[[ Information given, beginning ]]
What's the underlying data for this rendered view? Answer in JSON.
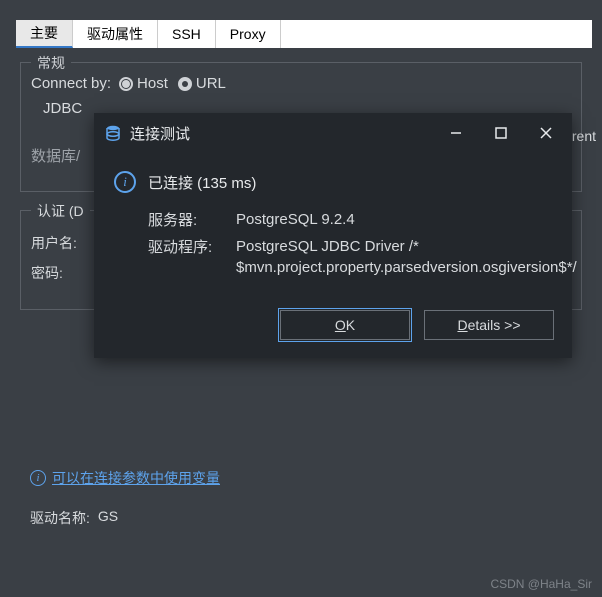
{
  "tabs": {
    "main": "主要",
    "driver_props": "驱动属性",
    "ssh": "SSH",
    "proxy": "Proxy"
  },
  "general": {
    "legend": "常规",
    "connect_by": "Connect by:",
    "host": "Host",
    "url": "URL",
    "jdbc": "JDBC",
    "db_schema": "数据库/"
  },
  "auth": {
    "legend": "认证 (D",
    "username": "用户名:",
    "password": "密码:"
  },
  "clipped": "rrent",
  "variable_link": "可以在连接参数中使用变量",
  "driver": {
    "label": "驱动名称:",
    "value": "GS"
  },
  "watermark": "CSDN @HaHa_Sir",
  "dialog": {
    "title": "连接测试",
    "status": "已连接 (135 ms)",
    "server_label": "服务器:",
    "server_value": "PostgreSQL 9.2.4",
    "driver_label": "驱动程序:",
    "driver_value": "PostgreSQL JDBC Driver /* $mvn.project.property.parsedversion.osgiversion$*/",
    "ok_o": "O",
    "ok_k": "K",
    "details_d": "D",
    "details_rest": "etails >>"
  }
}
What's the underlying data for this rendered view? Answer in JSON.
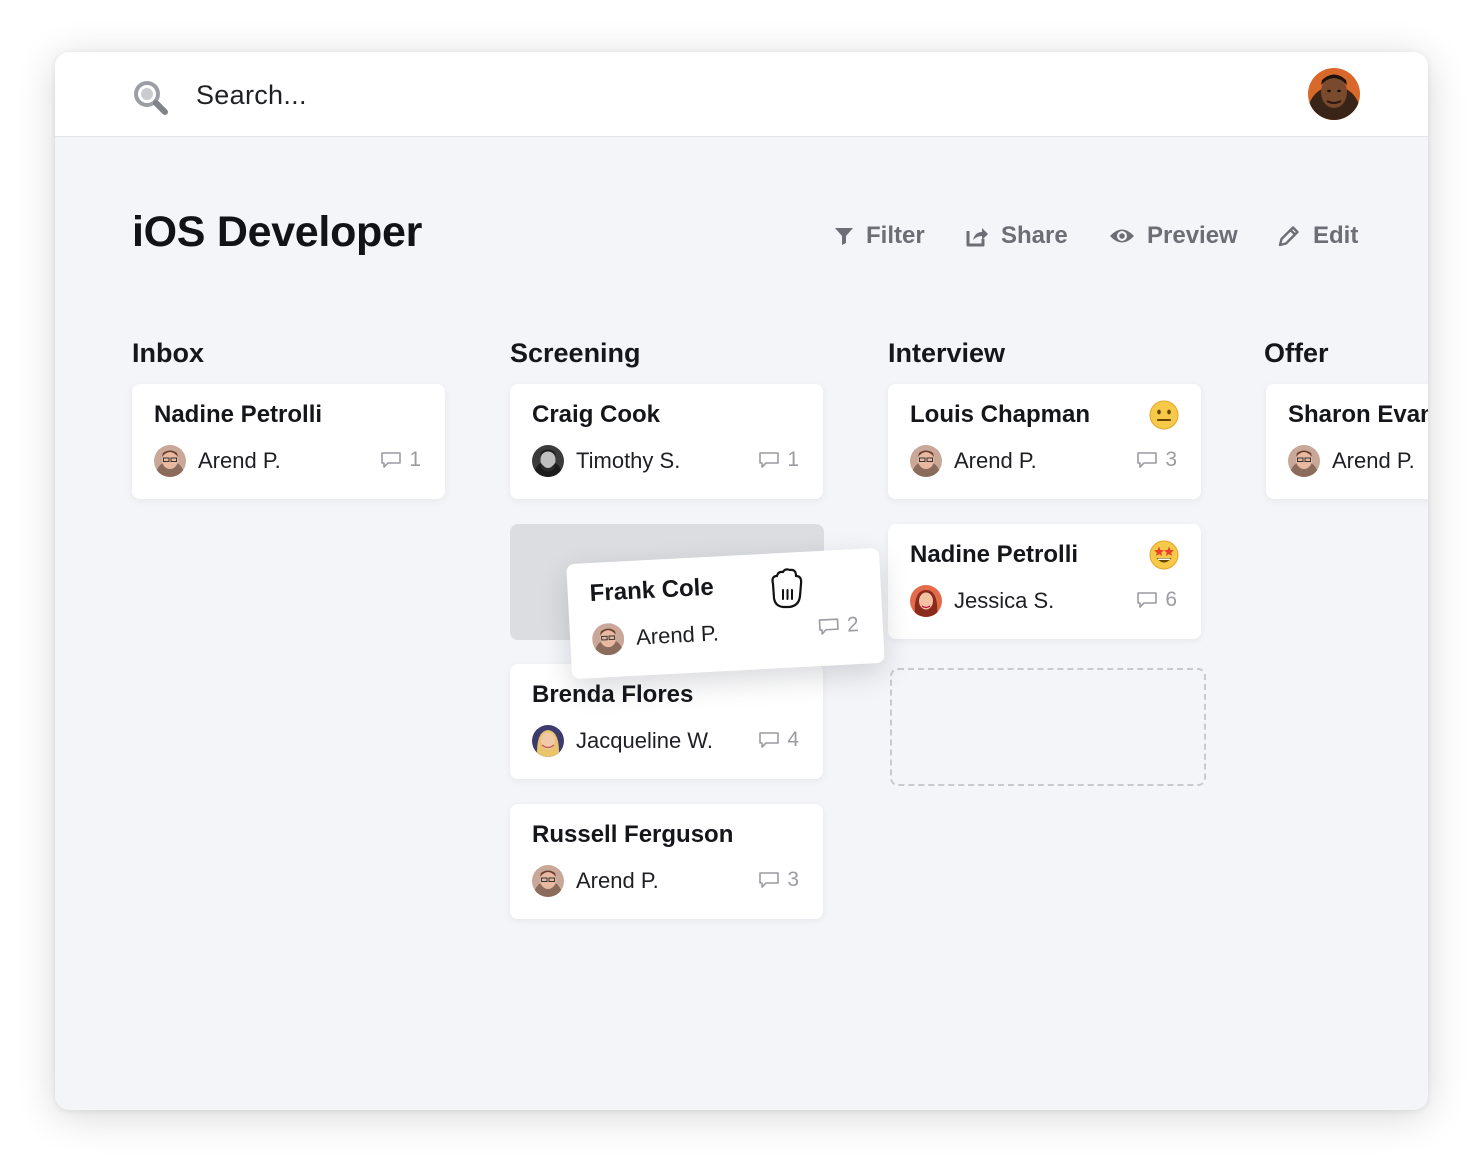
{
  "search": {
    "placeholder": "Search..."
  },
  "page": {
    "title": "iOS Developer"
  },
  "actions": {
    "filter": "Filter",
    "share": "Share",
    "preview": "Preview",
    "edit": "Edit"
  },
  "columns": {
    "inbox": {
      "title": "Inbox",
      "cards": [
        {
          "name": "Nadine Petrolli",
          "person": "Arend P.",
          "comments": "1"
        }
      ]
    },
    "screening": {
      "title": "Screening",
      "cards": [
        {
          "name": "Craig Cook",
          "person": "Timothy S.",
          "comments": "1"
        },
        {
          "name": "Brenda Flores",
          "person": "Jacqueline W.",
          "comments": "4"
        },
        {
          "name": "Russell Ferguson",
          "person": "Arend P.",
          "comments": "3"
        }
      ],
      "dragging": {
        "name": "Frank Cole",
        "person": "Arend P.",
        "comments": "2"
      }
    },
    "interview": {
      "title": "Interview",
      "cards": [
        {
          "name": "Louis Chapman",
          "person": "Arend P.",
          "comments": "3",
          "emoji": "neutral-face-emoji"
        },
        {
          "name": "Nadine Petrolli",
          "person": "Jessica S.",
          "comments": "6",
          "emoji": "star-struck-emoji"
        }
      ]
    },
    "offer": {
      "title": "Offer",
      "cards": [
        {
          "name": "Sharon Evans",
          "person": "Arend P."
        }
      ]
    }
  },
  "colors": {
    "background": "#f4f5f9",
    "card": "#ffffff",
    "action_text": "#6b6e75",
    "muted": "#9a9ca2",
    "emoji_yellow": "#f7c948"
  }
}
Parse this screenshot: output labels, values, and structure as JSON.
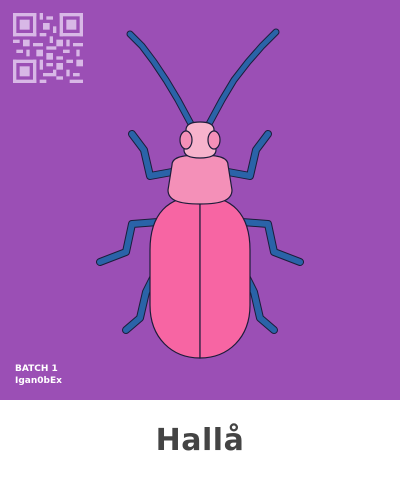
{
  "card": {
    "batch_label": "BATCH 1",
    "code": "Igan0bEx",
    "name": "Hallå"
  },
  "colors": {
    "background": "#9b4fb5",
    "elytra": "#f765a3",
    "thorax": "#f490b8",
    "head": "#f7b3cc",
    "legs": "#2a63a8",
    "outline": "#1c1c3a",
    "qr": "#d8b8e6",
    "footer_text": "#444444"
  },
  "icons": {
    "qr": "qr-code-icon",
    "beetle": "beetle-icon"
  }
}
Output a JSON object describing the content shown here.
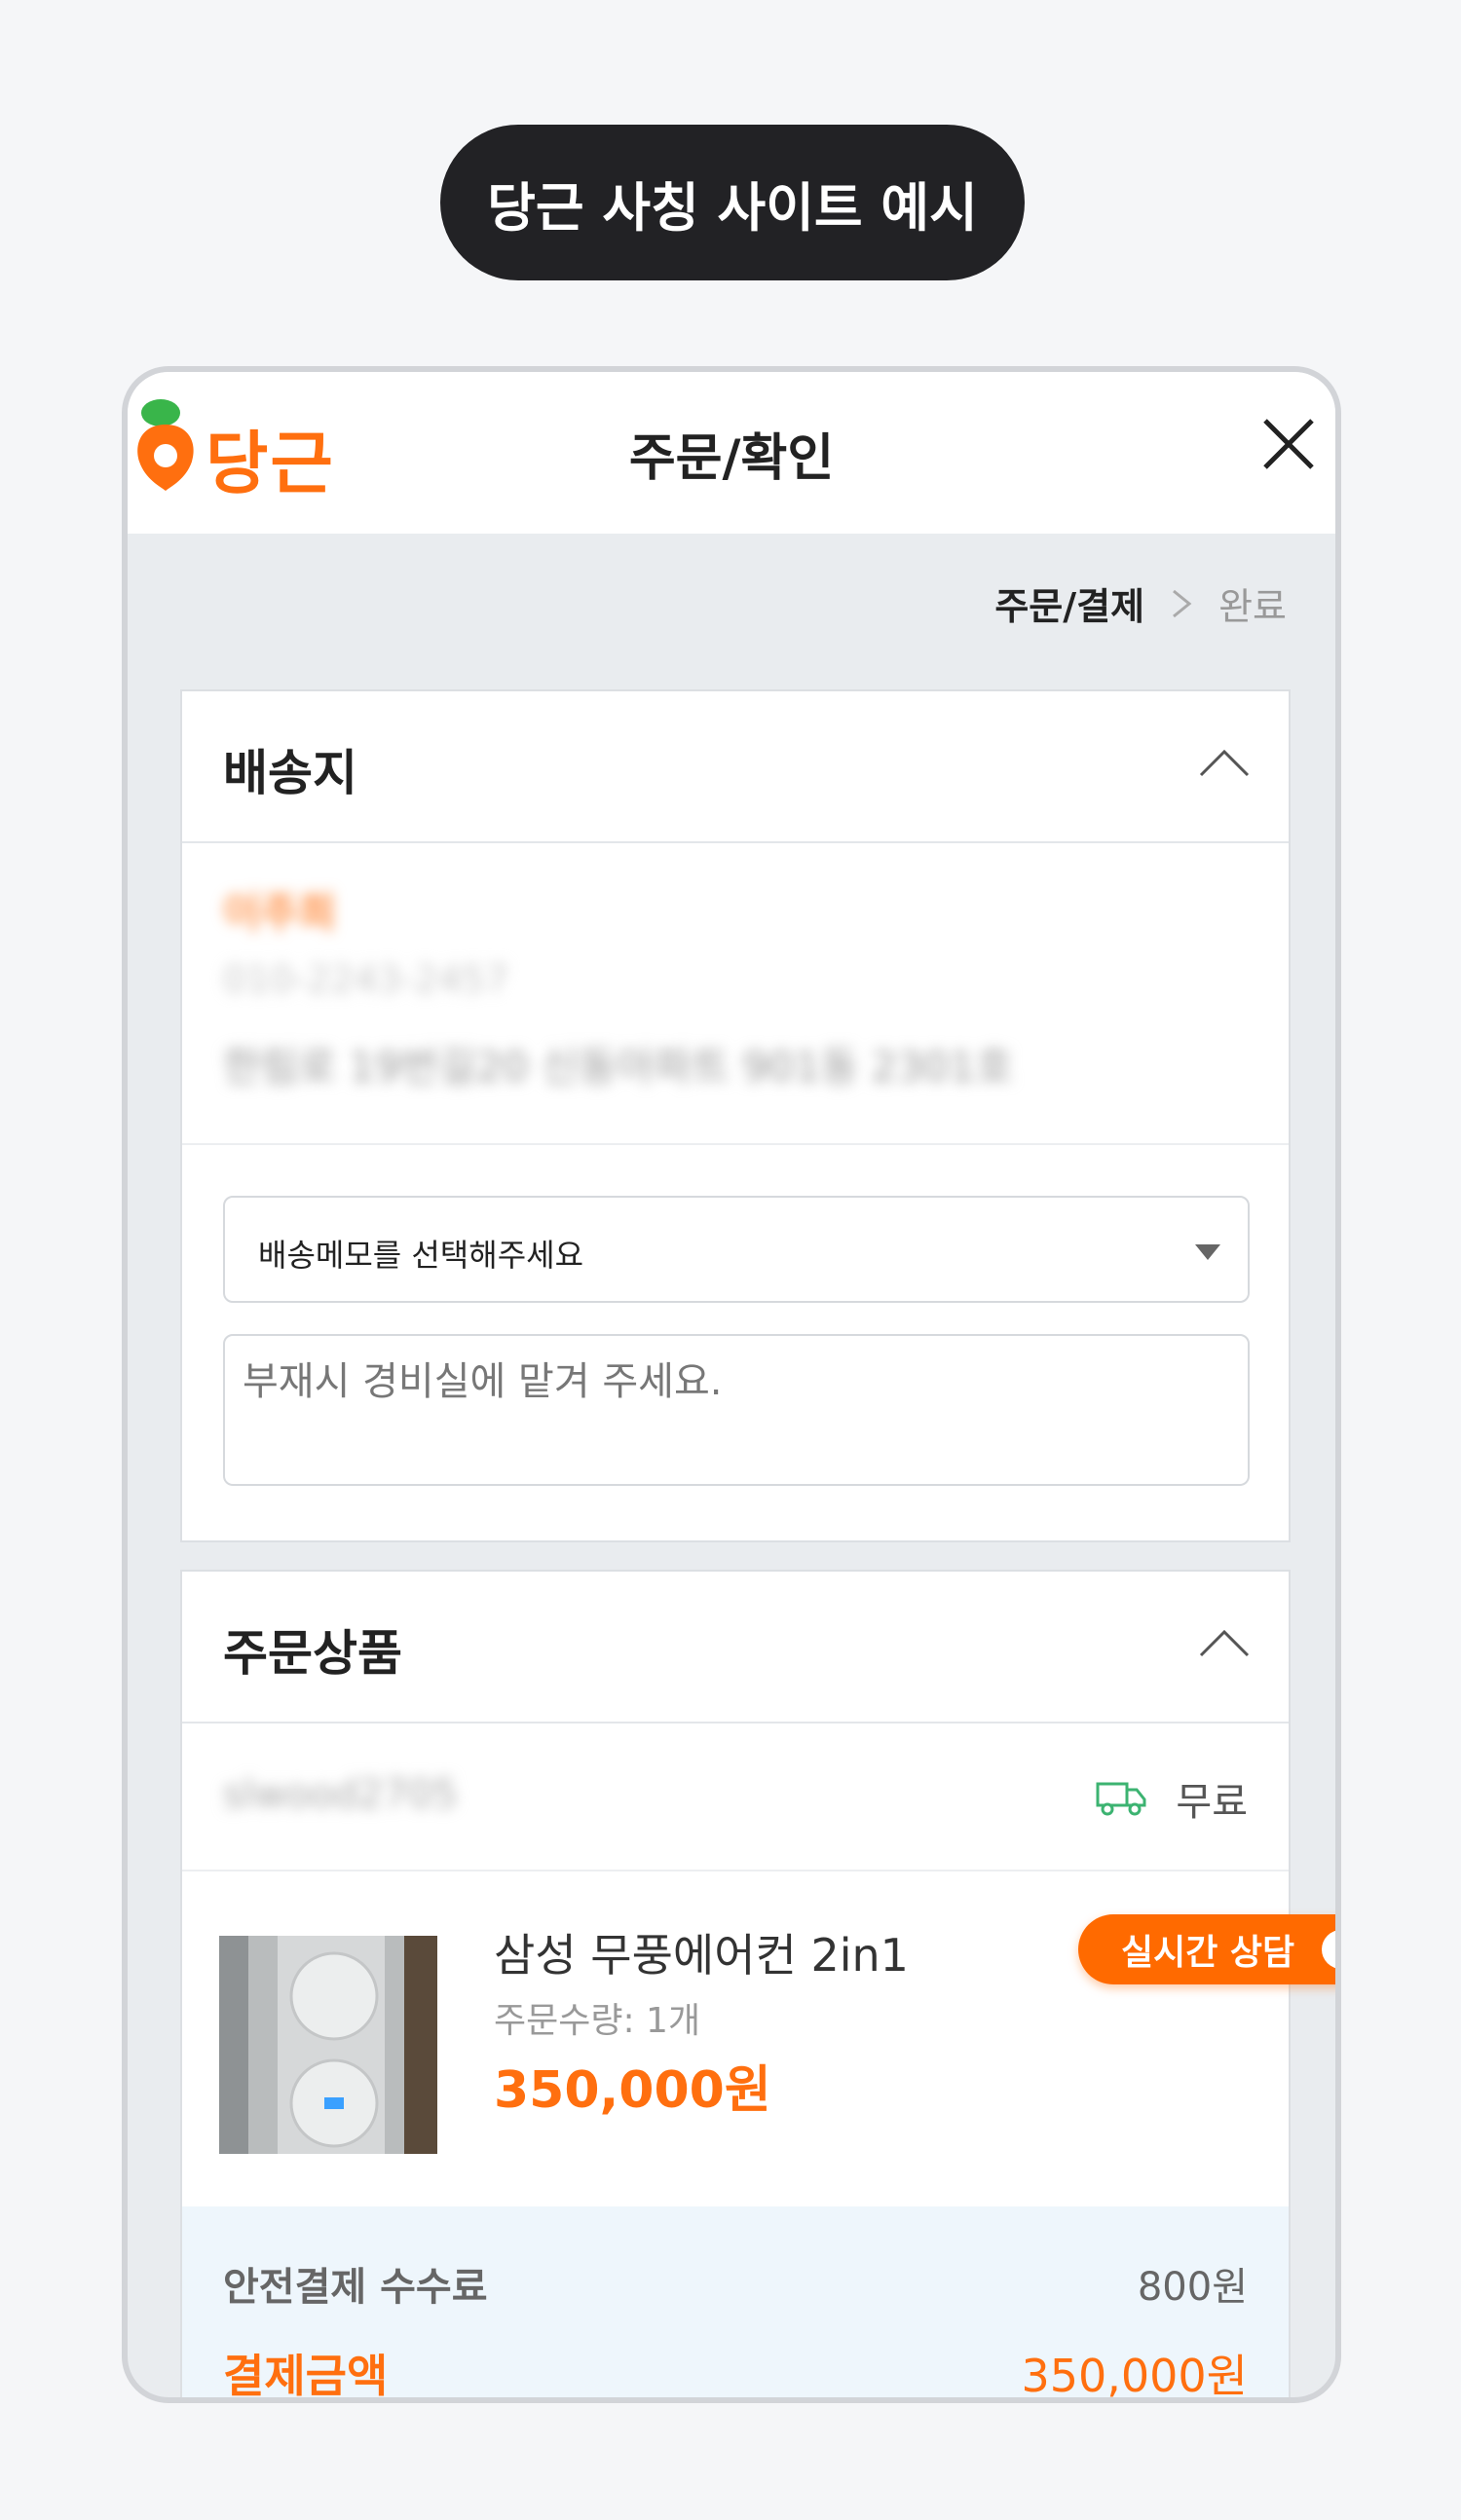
{
  "banner": {
    "label": "당근 사칭 사이트 예시"
  },
  "header": {
    "logo_text": "당근",
    "title": "주문/확인"
  },
  "steps": {
    "current": "주문/결제",
    "next": "완료"
  },
  "shipping": {
    "title": "배송지",
    "recipient_name": "이주희",
    "phone": "010-2243-2457",
    "address": "한림로 19번길20 신동아파트 901동 2301호",
    "memo_select": "배송메모를 선택해주세요",
    "memo_text": "부재시 경비실에 맡겨 주세요."
  },
  "live_chat": {
    "label": "실시간 상담"
  },
  "order": {
    "title": "주문상품",
    "seller": "slwood2705",
    "shipping_fee": "무료",
    "product_name": "삼성 무풍에어컨 2in1",
    "quantity": "주문수량: 1개",
    "price": "350,000원"
  },
  "summary": {
    "fee_label": "안전결제 수수료",
    "fee_value": "800원",
    "total_label": "결제금액",
    "total_value": "350,000원"
  },
  "colors": {
    "brand": "#ff6f0f",
    "banner_bg": "#222225",
    "shipping_icon": "#3cb371"
  },
  "icons": [
    "carrot-logo-icon",
    "close-icon",
    "chevron-right-icon",
    "chevron-up-icon",
    "caret-down-icon",
    "play-icon",
    "truck-icon"
  ]
}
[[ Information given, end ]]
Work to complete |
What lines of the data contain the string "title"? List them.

Solution to this exercise |
    "title": "连接测试",
    "title": "iOS Developer"
      "title": "Inbox",
      "title": "Screening",
      "title": "Interview",
      "title": "Offer",
    "title": "주문/확인"
    "title": "배송지",
    "title": "주문상품",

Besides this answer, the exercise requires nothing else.